Work request: Some lines below hold "codigo". Pick them out and copy them.

Dataset rows describing interfaces:
◇ ◇ ◇ ◇ ◇ ◇ ◇
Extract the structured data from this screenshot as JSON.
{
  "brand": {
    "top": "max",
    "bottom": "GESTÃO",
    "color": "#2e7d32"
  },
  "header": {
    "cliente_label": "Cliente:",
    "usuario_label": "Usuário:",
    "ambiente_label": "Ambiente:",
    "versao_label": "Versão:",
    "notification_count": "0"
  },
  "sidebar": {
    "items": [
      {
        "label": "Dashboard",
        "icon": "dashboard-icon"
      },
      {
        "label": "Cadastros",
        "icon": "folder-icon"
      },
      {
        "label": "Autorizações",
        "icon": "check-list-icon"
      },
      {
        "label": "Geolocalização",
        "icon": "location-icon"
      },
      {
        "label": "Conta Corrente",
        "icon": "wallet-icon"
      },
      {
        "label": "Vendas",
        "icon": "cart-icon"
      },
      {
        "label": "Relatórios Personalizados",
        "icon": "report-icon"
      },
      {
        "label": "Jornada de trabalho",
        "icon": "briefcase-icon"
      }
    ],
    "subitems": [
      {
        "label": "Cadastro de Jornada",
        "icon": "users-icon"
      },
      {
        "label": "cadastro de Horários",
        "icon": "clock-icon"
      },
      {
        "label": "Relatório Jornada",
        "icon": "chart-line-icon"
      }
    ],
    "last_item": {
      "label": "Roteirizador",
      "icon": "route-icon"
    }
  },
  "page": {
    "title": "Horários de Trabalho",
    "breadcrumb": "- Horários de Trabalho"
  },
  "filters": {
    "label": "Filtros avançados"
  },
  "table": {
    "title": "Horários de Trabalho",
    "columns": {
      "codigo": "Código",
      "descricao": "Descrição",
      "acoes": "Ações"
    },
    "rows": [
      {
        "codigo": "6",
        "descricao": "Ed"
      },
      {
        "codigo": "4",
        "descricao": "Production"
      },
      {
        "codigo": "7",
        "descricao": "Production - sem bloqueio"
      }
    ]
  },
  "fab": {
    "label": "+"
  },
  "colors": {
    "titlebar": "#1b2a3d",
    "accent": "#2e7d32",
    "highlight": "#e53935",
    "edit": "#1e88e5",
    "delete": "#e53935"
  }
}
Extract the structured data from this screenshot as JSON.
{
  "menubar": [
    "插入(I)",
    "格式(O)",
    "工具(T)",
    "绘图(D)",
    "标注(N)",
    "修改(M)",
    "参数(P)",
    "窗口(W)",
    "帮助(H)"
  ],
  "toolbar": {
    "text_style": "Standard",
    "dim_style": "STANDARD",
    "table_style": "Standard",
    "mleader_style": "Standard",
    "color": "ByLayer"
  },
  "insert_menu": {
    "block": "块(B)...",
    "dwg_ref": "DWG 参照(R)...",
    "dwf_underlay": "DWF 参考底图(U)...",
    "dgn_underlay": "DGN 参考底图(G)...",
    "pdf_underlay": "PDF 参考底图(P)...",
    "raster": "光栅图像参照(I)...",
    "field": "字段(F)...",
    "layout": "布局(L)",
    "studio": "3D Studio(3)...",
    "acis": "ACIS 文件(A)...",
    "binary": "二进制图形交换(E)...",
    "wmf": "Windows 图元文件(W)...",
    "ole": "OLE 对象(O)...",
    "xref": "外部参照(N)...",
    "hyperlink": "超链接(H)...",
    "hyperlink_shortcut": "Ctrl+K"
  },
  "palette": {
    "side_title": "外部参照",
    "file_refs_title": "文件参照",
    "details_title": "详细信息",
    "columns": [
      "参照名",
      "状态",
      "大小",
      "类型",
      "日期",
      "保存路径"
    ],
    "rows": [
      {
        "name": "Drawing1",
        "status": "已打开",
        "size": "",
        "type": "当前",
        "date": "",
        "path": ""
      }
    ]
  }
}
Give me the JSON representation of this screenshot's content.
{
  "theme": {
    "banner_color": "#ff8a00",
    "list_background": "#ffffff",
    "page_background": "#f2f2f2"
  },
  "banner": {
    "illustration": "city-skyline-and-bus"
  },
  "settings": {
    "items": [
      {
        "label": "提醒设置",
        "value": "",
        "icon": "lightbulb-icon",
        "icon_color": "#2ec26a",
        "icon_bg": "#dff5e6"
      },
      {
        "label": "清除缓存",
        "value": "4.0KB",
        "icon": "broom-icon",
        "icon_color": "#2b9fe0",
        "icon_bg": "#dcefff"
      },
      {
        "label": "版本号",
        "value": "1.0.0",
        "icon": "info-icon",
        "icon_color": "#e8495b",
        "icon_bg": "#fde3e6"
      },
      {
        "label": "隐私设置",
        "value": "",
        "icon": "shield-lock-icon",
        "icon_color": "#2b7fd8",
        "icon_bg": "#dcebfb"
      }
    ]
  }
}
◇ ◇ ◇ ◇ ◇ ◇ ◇
Answer to the problem:
      "codigo": "Código",
        "codigo": "6",
        "codigo": "4",
        "codigo": "7",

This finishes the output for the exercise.